--- RECORDS SHOWN ---

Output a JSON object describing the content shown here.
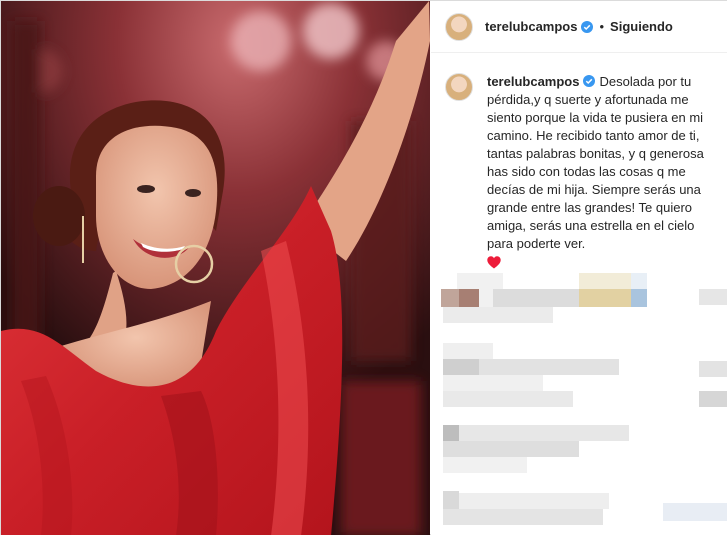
{
  "header": {
    "username": "terelubcampos",
    "separator": "•",
    "follow_status": "Siguiendo"
  },
  "caption": {
    "username": "terelubcampos",
    "text": "Desolada por tu pérdida,y q suerte y afortunada me siento porque la vida te pusiera en mi camino. He recibido tanto amor de ti, tantas palabras bonitas, y q generosa has sido con todas las cosas q me decías de mi hija. Siempre serás una grande entre las grandes! Te quiero amiga, serás una estrella en el cielo para poderte ver.",
    "emoji": "heart-icon"
  },
  "colors": {
    "verified": "#3897f0",
    "heart": "#ed1c3a",
    "dress": "#d8262c"
  }
}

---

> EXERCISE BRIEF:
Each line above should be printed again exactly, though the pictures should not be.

> SOLUTION:
Output a JSON object describing the content shown here.
{
  "header": {
    "username": "terelubcampos",
    "separator": "•",
    "follow_status": "Siguiendo"
  },
  "caption": {
    "username": "terelubcampos",
    "text": "Desolada por tu pérdida,y q suerte y afortunada me siento porque la vida te pusiera en mi camino. He recibido tanto amor de ti, tantas palabras bonitas, y q generosa has sido con todas las cosas q me decías de mi hija. Siempre serás una grande entre las grandes! Te quiero amiga, serás una estrella en el cielo para poderte ver.",
    "emoji": "heart-icon"
  },
  "colors": {
    "verified": "#3897f0",
    "heart": "#ed1c3a",
    "dress": "#d8262c"
  }
}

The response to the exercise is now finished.